More than one in five people in employment worldwide have experienced some form of workplace harassment or violence, according to a survey released by the United Nations on Monday.
"Violence and harassment at work is a widespread phenomenon around the world," the UN's International Labour Organization said following a joint study by the ILO, Lloyd's Register Foundation and pollsters Gallup.
The survey was a first attempt to produce a global overview of the magnitude and frequency of the problem, and the barriers that prevent people from talking about it.
It found that 22.8 percent -- which would amount to 743 million people in employment -- have experienced "at least one form of violence and harassment at work during their working life", according to data collected last year.
Nearly a third of victims (31.8 percent) said they had been subjected to more than one form of violence and harassment, and 6.3 percent had experienced it in all three forms -- physical, psychological and sexual -- during their working life.
The survey was mainly conducted by telephone and the questions were formulated so they could be understood by as many people as possible.
The study found that the perception of what constitutes violence or harassment is not the same around the world: in some places, pushing someone could be seen as rude behaviour, but nothing further than that.
Psychological violence and harassment at work was found to be the most common, with 17.9 percent, or 583 million people experiencing it in their working life.
The survey found that 8.5 percent (which would amount to 277 million people) had experienced physical violence and harassment.
While women are more likely to have suffered psychological violence, men are more often the victims of physical violence, the study found.
Violence and harassment of a sexual nature has affected 6.3 percent -- approximately one person in every 15 in employment -- with women "particularly exposed", the ILO said.
Of the three forms of violence and harassment, it has the biggest gender gap: more than eight percent of women are victims, compared to five percent among men.

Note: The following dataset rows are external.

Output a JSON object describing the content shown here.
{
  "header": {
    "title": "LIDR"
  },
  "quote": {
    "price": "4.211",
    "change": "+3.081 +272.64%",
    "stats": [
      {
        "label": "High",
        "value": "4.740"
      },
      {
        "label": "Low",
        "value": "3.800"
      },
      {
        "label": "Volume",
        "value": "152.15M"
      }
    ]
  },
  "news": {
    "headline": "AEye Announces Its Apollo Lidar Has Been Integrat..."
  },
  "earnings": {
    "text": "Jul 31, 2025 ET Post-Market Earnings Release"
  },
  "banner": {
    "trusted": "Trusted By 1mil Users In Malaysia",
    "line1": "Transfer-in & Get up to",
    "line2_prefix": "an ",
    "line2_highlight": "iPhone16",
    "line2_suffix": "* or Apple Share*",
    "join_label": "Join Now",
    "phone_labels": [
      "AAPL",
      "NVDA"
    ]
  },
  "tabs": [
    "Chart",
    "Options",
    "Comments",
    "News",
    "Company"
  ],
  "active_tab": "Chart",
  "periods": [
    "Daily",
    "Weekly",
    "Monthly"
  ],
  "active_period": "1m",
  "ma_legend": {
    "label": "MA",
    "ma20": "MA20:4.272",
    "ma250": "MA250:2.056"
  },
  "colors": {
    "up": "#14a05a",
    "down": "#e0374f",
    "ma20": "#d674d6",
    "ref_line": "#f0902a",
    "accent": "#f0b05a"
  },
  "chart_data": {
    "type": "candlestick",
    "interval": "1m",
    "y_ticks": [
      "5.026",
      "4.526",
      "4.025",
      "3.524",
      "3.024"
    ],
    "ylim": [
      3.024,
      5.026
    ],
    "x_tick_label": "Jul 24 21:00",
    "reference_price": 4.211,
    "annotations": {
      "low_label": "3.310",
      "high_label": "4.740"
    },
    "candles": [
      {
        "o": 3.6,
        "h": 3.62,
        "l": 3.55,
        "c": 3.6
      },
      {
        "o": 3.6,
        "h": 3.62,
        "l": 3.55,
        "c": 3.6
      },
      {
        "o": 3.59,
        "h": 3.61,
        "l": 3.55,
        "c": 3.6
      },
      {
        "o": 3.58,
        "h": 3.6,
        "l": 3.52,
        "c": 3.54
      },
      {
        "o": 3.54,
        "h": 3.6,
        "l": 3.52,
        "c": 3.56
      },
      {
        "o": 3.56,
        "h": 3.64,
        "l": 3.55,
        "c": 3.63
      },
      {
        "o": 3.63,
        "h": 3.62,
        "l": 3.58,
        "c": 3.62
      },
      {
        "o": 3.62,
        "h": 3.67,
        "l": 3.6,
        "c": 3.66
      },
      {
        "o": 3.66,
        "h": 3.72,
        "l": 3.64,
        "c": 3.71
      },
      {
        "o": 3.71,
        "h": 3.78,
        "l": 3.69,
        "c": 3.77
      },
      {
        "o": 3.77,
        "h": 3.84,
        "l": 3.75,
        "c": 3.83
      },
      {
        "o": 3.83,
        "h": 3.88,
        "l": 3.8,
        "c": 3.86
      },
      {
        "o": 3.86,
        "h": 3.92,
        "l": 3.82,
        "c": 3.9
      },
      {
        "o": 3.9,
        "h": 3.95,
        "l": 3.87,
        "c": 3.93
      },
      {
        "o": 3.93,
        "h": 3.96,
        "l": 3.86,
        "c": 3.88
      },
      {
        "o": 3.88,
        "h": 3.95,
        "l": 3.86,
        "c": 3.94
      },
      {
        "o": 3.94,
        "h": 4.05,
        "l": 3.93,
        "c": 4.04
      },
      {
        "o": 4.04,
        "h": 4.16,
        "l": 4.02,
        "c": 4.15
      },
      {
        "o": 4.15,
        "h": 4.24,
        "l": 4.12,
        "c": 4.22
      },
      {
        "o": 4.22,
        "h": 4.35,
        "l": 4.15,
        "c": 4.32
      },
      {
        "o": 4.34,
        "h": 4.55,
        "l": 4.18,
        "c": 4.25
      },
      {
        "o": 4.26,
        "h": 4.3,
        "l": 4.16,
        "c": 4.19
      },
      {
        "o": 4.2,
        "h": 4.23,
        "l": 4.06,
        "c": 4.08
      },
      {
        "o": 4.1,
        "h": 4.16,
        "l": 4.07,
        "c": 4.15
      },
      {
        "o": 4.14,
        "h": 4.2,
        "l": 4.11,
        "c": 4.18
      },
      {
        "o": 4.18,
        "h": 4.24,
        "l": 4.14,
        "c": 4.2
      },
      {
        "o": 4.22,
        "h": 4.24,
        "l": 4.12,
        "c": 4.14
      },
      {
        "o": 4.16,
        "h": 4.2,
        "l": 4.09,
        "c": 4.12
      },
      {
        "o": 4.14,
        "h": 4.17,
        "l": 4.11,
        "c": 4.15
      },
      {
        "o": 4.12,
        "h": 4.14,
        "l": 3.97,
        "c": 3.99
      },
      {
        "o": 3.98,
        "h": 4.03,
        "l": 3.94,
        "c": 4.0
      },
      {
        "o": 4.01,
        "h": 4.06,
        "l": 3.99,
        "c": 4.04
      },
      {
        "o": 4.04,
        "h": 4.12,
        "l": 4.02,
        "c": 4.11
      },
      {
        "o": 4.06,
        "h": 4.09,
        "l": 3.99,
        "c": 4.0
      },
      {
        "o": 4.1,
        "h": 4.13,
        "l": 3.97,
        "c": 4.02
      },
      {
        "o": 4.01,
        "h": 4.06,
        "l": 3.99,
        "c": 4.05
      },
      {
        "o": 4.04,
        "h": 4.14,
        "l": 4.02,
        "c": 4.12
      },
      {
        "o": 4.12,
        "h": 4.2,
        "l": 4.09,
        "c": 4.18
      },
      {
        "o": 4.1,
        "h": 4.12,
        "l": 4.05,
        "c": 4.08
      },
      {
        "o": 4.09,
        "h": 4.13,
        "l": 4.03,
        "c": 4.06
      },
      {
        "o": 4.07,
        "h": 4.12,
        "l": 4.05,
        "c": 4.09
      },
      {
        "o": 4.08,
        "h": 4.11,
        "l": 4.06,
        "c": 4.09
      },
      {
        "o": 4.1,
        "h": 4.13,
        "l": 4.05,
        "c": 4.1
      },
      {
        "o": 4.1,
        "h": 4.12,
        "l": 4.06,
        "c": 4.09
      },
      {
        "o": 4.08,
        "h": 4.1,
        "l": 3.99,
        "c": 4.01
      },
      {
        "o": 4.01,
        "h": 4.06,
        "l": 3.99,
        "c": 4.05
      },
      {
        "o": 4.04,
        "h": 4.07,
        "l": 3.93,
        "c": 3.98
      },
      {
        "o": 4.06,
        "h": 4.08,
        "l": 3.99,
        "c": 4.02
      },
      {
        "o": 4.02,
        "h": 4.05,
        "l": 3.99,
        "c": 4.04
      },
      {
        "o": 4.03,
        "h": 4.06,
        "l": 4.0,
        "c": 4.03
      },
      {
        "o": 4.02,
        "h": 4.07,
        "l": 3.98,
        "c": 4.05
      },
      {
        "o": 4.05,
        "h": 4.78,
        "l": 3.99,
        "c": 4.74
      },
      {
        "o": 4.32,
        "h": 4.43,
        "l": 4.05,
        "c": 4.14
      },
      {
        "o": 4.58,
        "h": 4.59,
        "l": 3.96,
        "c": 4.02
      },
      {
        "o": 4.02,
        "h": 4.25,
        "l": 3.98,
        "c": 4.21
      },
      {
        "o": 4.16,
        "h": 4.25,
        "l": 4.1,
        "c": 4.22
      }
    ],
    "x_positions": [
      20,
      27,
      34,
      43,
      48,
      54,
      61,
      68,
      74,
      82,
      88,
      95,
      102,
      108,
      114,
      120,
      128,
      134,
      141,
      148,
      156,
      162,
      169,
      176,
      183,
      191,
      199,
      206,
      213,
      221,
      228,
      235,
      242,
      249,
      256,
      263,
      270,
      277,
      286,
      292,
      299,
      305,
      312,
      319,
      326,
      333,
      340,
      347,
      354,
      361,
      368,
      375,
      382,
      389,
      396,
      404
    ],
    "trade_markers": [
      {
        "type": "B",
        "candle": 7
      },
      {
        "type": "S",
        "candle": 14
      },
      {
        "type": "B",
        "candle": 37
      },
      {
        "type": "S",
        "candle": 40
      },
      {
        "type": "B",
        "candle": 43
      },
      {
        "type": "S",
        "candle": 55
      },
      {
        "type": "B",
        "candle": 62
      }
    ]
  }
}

"Young women were twice as likely as young men to have experienced sexual violence and harassment," the ILO added.